Your secret is safe…as long as it’s secret
The first layer of security is secrecy. If no one knows there are valuables in your home, then there is no reason for him to come and search for them. Everyone has seen the pirate movie in which, after the loot is buried, the head pirate kills all of his accomplices then buries them along with the treasure. Not a technique we are recommending, but the idea of secrecy involved has real merit. Limit the number of people who know where you keep your metals.
You can hide small amounts of gold most anywhere, including within steel fence posts, in the garden or in the yard, in hollowed out books, inside frozen food in the freezer and within the wall space behind dummy electrical receptacles. The list is endless and can be as varied as your imagination. When my wife’s grandmother passed we found metals hidden all over the house, as she realized that one of her caretakers was a kleptomaniac, but apparently too good to let go of!
If you do hide your metals you should probably tell someone where your own loot is in case something happens to you. Just make sure it is someone you trust (and who has a good memory!).
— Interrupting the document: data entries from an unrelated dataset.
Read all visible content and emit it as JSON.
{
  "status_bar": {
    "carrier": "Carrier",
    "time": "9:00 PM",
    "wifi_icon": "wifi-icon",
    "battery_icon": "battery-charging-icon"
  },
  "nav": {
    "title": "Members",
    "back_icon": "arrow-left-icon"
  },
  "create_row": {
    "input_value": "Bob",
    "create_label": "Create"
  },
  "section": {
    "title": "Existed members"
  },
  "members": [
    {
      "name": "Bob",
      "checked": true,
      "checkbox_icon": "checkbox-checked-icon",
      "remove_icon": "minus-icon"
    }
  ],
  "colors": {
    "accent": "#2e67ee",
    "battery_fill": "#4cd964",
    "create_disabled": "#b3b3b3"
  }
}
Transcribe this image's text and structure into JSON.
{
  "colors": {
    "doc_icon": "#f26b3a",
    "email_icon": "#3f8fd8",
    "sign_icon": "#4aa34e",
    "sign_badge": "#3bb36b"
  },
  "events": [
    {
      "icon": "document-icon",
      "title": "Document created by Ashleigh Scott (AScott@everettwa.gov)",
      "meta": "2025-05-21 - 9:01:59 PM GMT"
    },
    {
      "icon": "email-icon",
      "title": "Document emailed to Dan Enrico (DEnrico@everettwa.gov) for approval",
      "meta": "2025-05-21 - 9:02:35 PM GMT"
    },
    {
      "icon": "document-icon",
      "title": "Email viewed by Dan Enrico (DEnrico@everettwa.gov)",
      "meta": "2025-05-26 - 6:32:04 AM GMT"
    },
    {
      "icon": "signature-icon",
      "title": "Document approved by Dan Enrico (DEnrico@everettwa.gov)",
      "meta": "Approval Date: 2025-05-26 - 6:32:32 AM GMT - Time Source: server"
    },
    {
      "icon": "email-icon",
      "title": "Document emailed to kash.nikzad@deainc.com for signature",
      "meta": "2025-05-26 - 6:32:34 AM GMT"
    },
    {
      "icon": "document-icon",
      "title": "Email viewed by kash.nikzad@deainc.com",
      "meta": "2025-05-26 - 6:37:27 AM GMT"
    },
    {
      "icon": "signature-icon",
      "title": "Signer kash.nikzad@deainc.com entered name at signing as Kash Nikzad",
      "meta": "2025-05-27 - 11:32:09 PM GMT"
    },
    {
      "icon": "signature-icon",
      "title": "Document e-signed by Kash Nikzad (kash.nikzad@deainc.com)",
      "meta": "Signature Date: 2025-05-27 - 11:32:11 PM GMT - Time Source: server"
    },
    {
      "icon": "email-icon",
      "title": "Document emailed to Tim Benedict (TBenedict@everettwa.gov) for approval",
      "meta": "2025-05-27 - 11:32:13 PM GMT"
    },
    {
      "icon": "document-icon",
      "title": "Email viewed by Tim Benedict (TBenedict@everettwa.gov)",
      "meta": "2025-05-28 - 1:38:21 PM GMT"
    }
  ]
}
C’mon, just tell me!
Another consideration is what pickpockets call a “tell.” If you hide money on your person in a secret place, you are likely to give it away by regularly checking to make sure it is still there. Some pickpockets even work in teams to exploit this habit because it is so predictably human: The first thief simply bumps into someone innocently, and more often than not, the victim immediately touches the secretly hidden goods to confirm that his valuables are still safe. The second thief, who was watching the encounter, then knows exactly where to lift the cash (or metals) a bit later.
Likewise, once you hide your metals, its important not to check on them routinely, or you will simply give away your hiding place! This sounds like a simple task, but most people have real trouble avoiding the temptation. Which makes it very important to pick a place that you can easily observe or can check without being observed yourself.
A safe place
The next layer of security is an actual safe and if the safe itself can be hidden, then all the better. Great hiding places for safes take creativity or effort, like false walls, and add additional time for the “security game,” which is valuable since anything can be opened with enough time.
If you are interested in purchasing a safe, be certain to read one of our earlier posts detailing some practical and technical aspects of evaluating safes. It will tell you more than you ever wanted to know about safes and safe ratings.
A safer place
Finally, if you are interested in private storage, you will find several options. For example, the Security Center in New Orleans rents private safe deposit boxes in the old Federal Reserve vault; Sovereign Solutions in Las Vegas has a similar operation as well as several others around the world. Give me a call if you are interested, and I will tell you about all the storage spots that we have visited.
Buying precious metals is just the first step. Deciding where to keep them is quite another decision. However, don’t let the issue of storage scare you away. Doing nothing and keeping depreciating currency in a bank that pays little or no interest means you are already having your wealth stolen a little at a time, day after day.
Thank you to Silver Trading Company for Sponsoring our scribblings and allowing us to dive deeper into these topics.